The Wise Foundation is the charitable foundation of the Wise Family.
The foundation creates economic solutions to social problems, believing that business people applying business principles to these problems can provide powerful solutions.
Since 1983 the Wise family has initiated, developed and operated many social projects with the purpose of strengthening communities.
Inspired by Dame Anita Roddick, founder of The Body Shop (which the Wise family brought to Australia in 1983 and sold to The Body Shop International in 2015) we have strived to apply the principles we hold to all the activities we undertake and businesses we operate.
We believe that business is about more than economic success. A great business should also balance the needs of the stakeholders as well as create positive social and environmental change. These three key responsibilities form the business principles by which we operate the Wise Foundation.
Our focus for social projects has been in our immediate environment in Australia and our close neighbours in the South Pacific and East Timor.
The Wise Foundation sent seven individuals to Samoa to run the training scheme alongside Women In Business Development Incorporated (WIBDI). The scheme provided Samoan youth who wanted to enter the customer service or hospitality industries with the necessary skills to help them secure long-term employment.
In partnership with Women in Business, the Wise Foundation has been able to come in contact with some of the unemployed youth of Samoa who have the drive and enthusiasm to gain employment.
DO IT IN PARIS
In 1995 in conjunction with our New Zealand partners and Greenpeace we mounted a campaign to stop the French nuclear tests in Tahiti. “Do it in Paris” became an international campaign and we sent a youth delegation of 18 young Pacific Island people to address the European parliament. This delegation gained for the first time in its history a unanimous vote (with France abstaining). They continued on to Paris and delivered one million postcards to the French government.
ENTERPRISE DEVELOPMENT WORKSHOPS
Over the period from 1994, we developed and implemented a week long training programme for young indigenous South Pacific entrepreneurs.
This programme which we ran for 7 years with the support of The United Nations Development program and The Commonwealth Youth programme enabled many entrepreneurs to take advanced business skills back to their communities.
FIRST AUSTRALIAN’S BUSINESS
From these Enterprise Development Workshops we established ‘First Australians Business’ a mentor program for graduates of the workshops and other indigenous entrepreneurs.

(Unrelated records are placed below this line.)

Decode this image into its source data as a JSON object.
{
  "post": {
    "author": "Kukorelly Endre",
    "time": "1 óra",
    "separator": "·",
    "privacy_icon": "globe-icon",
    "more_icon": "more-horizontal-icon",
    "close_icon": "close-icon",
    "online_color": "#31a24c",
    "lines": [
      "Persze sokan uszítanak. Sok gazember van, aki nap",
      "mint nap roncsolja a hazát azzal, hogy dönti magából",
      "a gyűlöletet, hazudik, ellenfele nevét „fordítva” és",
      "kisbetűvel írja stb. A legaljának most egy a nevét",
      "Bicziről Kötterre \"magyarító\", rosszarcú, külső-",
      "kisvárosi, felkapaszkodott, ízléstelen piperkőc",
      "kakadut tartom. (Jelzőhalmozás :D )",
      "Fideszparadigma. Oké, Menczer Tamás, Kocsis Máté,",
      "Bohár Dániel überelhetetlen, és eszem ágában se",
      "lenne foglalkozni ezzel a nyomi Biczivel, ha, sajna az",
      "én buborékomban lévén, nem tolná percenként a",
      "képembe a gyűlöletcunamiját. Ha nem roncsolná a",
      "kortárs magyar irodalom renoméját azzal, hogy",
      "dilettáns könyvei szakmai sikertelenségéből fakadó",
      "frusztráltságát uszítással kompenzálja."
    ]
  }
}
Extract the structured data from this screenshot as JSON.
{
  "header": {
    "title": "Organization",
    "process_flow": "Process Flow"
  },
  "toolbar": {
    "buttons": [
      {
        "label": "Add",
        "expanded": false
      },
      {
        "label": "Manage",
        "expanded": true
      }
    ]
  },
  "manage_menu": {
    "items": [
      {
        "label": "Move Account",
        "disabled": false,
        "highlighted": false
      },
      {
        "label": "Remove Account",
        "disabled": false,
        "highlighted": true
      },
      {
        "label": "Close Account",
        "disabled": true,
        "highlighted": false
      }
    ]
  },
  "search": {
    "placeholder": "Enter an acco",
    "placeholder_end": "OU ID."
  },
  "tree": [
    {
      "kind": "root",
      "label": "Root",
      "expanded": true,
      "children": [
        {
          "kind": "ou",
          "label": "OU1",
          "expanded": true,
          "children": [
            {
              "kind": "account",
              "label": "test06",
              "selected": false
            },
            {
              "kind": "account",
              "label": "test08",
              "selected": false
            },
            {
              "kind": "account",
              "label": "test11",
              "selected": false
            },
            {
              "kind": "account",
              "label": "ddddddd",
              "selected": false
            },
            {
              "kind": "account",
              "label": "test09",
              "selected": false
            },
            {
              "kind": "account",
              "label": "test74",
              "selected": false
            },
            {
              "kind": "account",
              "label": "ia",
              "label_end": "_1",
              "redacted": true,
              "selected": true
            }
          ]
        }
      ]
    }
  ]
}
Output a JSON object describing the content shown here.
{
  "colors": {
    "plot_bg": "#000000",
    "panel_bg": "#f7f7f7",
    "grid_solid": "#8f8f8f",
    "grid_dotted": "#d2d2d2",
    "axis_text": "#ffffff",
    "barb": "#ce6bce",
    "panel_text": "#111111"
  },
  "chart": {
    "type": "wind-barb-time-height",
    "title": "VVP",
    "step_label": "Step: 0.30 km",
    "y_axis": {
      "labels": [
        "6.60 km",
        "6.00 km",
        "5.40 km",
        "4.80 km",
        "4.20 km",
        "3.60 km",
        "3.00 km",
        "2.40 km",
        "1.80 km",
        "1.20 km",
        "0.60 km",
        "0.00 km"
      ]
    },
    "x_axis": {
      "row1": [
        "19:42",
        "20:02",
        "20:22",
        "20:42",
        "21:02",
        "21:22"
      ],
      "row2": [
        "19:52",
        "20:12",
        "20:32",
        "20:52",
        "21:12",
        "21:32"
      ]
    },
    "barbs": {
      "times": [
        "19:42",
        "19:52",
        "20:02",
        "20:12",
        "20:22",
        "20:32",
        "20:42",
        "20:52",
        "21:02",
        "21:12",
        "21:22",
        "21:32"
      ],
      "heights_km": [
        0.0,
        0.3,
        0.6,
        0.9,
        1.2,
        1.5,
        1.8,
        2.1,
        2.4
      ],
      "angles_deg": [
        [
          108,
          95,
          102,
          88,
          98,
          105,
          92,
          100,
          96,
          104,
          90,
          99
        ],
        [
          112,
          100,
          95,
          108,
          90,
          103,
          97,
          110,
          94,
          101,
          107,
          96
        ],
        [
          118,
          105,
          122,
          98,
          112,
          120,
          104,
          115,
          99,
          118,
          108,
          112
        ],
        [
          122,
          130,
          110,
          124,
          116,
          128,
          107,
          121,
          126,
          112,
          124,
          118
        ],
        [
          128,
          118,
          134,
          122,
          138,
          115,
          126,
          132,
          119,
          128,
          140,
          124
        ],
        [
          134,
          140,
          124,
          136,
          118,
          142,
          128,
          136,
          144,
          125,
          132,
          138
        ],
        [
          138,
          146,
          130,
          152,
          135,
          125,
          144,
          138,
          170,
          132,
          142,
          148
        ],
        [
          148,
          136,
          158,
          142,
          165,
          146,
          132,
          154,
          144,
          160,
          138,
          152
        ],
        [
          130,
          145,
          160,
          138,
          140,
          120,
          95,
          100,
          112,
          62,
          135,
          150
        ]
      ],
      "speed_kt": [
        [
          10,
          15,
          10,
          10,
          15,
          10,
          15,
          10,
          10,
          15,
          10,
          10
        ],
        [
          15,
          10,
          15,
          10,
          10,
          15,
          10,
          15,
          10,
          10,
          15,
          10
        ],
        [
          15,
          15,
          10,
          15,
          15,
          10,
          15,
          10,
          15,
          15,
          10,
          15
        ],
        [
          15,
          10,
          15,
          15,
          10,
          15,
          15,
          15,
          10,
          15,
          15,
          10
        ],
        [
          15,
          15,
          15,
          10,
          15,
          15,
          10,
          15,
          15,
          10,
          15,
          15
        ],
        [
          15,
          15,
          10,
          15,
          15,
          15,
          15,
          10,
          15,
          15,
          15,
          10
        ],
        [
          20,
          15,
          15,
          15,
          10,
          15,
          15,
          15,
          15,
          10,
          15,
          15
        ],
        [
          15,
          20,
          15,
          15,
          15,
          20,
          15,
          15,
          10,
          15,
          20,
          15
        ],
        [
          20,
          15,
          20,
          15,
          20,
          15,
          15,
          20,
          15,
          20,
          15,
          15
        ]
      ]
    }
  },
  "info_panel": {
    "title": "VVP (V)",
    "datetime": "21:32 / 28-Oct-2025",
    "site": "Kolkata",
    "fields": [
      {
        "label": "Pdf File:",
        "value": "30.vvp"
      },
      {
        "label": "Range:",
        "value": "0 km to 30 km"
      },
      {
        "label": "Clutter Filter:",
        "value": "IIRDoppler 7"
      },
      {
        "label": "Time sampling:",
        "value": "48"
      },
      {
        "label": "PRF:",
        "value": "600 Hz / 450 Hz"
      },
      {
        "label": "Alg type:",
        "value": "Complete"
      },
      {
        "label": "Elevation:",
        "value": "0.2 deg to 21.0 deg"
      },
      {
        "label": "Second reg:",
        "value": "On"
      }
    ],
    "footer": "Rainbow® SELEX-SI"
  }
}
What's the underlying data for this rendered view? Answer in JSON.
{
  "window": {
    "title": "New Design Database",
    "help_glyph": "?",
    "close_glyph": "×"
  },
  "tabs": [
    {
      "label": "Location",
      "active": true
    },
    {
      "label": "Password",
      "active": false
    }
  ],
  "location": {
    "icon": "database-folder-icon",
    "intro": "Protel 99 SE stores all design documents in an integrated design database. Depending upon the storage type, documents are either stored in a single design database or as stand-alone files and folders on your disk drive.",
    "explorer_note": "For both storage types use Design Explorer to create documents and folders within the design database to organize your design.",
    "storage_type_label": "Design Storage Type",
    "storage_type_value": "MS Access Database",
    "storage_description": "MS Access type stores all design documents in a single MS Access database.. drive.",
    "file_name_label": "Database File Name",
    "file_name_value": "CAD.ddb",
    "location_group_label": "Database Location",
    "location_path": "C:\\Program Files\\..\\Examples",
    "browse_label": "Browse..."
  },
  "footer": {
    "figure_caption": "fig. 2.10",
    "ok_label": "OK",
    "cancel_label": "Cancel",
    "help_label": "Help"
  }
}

Realising that there was a need to support indigenous communities with real business assistance in the year 2000,we established ‘The Indigenous Business Institute’ with indigenous leaders in Australia which became ‘Indigenous Enterprise Partnerships’ and is now called ‘Jawun’. Major companies send executives on secondment to communities to help establish businesses. This initiative is still operating and growing today.
This program was designed to help young women who were trapped outside the mainstream workforce. It assisted them to develop micro business skills, offering training and support but also linked in to house micro finance funding.
Bizness Babes participants attended a series of business workshops which bring the business environment to life. During and after the training workshops participants were supported by business coaches. The supportive and safe environment created by Bizness Babes was the key to its success.
Throughout the course of the program, it enabled the start of over 85 businesses and changed the life of over 200 women and their families.
This retail and online business offered customers the power to effect positive change. We sourced beautiful, on-trend products from around the world. Every purchase positively impacted the environment or someone less fortunate, whether it was through a free pair of shoes or employment opportunities in disadvantaged communities.
G20 INNOVATION HUB
We conceived, developed and ran a week-long event during the G20 summit in Brisbane in 2014.
Early participation from the Queensland government and St. George Bank and involving leading corporates which included Unilever, and Virgin it was designed to engage world leaders and corporate delegates during the summit to highlight the ways in which corporate innovation in community engagement can enhance outcomes and create positive change.
FLOOD RECOVERY RELIEF
When floods devastated parts of Queensland and Victoria in 2011, the Wise Foundation mobilised immediately through the Adidem Group of companies, organising a group-wide emergency relief effort. Teams of volunteers visited the worst affected areas in Queensland and Victoria and donation tins were put on all public counters of The Body Shop so customers could join in the response. The Flood Relief Appeal raised $45,000, which the Wise Foundation matched in cash. These specific funds were utilised to provide ongoing counselling and emotional support to those worst affected. Companies in the Adidem Group, through all of these activities, contributed the equivalent of more than $250,000 to flood relief efforts.
COMMUNITY SUPPORTING COMMUNITY
In addition to generating funds that the foundation contributes to many other worthwhile causes, our initiatives inspire and empower members of the public to organise their own awareness and fundraising projects.